It was inspired, in part, by the alleged execution of a young gay man in Iran.
“This is a bipartisan push. People understand — religious people, individuals who may not always be in the LGBTI fight — they understand that criminalizing homosexuality is absolutely wrong,” Grenell told NBC News at the time. “It is unbelievable to believe that in today’s world a 32 –year-old man in Iran can be hanged simply for being gay. That’s unacceptable.”
At the time Grenell said decriminalizing homosexuality ”is a policy that we have to move forward on,” but activists say there has been little momentum since then.
”Trump invited President Duda to the White House for a photo op the week before the runoff election in Poland,” Bromley said. “As far as we can tell there’s nothing behind this pledge. It’s complete rhetoric.”
Grenell later became the acting director of national intelligence, the first openly gay member of a presidential Cabinet, as well as a senior Republican adviser focusing on LGBTQ outreach and special presidential envoy for peace negotiations in the Balkans.
In an address to the United Nations General Assembly on Tuesday, President Trump reiterated that his administration is promoting the decriminalization of homosexuality.

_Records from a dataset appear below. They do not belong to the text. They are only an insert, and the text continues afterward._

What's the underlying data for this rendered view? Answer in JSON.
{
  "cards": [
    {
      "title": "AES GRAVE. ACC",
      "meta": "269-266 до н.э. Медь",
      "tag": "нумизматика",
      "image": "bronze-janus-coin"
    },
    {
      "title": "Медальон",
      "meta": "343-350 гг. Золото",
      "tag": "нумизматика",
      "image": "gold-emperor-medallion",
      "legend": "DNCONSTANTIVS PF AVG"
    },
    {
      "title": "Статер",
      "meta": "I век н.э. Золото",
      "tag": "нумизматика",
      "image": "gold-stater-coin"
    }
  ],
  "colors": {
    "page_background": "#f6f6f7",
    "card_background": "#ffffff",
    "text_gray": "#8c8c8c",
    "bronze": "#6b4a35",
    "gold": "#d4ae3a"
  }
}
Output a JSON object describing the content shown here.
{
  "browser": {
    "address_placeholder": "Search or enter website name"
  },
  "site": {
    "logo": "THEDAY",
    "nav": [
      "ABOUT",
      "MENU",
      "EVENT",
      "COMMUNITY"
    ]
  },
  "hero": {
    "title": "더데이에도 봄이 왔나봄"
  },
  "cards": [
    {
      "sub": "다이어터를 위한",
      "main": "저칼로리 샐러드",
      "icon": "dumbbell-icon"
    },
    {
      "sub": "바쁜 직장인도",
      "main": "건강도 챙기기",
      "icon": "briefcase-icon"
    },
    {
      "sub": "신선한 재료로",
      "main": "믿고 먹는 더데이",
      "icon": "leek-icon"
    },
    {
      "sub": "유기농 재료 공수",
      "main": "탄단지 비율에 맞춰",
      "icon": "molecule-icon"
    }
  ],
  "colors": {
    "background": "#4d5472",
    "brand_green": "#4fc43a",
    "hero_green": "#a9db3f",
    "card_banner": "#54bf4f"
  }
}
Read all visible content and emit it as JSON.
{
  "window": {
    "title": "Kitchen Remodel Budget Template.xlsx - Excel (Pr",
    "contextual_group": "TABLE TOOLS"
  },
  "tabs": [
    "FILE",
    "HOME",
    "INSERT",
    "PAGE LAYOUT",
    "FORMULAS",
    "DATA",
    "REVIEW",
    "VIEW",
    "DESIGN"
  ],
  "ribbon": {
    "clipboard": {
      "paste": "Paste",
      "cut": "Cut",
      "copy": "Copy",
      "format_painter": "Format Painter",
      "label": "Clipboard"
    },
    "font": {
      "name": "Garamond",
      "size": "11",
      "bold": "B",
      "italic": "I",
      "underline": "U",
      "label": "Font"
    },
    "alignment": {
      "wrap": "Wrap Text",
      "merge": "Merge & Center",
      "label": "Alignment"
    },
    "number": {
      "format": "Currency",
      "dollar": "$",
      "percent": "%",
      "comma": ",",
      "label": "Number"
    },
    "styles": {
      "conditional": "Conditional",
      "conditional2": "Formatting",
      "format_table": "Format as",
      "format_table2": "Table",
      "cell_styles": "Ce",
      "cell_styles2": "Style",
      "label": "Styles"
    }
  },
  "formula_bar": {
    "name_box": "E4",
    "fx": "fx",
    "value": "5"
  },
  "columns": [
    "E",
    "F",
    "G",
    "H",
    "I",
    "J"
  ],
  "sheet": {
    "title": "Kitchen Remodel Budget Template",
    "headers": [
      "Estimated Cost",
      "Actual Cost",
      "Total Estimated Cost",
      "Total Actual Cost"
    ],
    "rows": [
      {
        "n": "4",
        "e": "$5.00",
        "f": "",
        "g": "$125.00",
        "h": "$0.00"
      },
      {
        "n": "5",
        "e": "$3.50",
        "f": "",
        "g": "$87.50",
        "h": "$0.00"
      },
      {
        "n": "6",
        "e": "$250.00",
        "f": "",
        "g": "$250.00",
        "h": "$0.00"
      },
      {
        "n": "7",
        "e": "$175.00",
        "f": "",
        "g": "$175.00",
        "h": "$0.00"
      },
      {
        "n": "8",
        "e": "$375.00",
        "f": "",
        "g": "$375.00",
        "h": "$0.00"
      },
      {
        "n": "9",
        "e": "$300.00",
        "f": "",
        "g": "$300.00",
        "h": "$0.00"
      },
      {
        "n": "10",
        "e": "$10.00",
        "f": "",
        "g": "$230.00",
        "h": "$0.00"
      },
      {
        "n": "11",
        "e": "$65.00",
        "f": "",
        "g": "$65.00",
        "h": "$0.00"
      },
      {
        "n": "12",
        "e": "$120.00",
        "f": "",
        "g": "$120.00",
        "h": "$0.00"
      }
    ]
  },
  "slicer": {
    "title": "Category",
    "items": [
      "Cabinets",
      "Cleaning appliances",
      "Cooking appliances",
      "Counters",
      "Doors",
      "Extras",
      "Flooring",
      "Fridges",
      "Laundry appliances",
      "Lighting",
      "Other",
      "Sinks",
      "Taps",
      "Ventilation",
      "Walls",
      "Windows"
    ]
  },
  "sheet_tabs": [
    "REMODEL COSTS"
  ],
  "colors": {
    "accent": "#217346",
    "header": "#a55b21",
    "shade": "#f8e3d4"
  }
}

“My administration is advancing religious liberty, opportunity for women, the decriminalization of homosexuality, combating human trafficking and protecting unborn children,” he said. “We also know that American prosperity is the bedrock of freedom and security all over the world.”
Bromley said the speech was more “pinkwashing” from the administration.
“In 2011 the Obama-Biden administration made significant investments in decriminalization,” he told NBC News. “Under President Trump, there have been no significant diplomatic efforts, no new funding and no follow-through at the United Nations.”
“To the contrary, Trump has befriended and continues to coddle the dictators who are stridently committed to persecuting LGBTI individuals, from Putin in Russia to Duda in Poland to Sisi in Egypt,” Bromley added. “It’s shamefully empty rhetoric that harms LGBTI individuals everywhere.”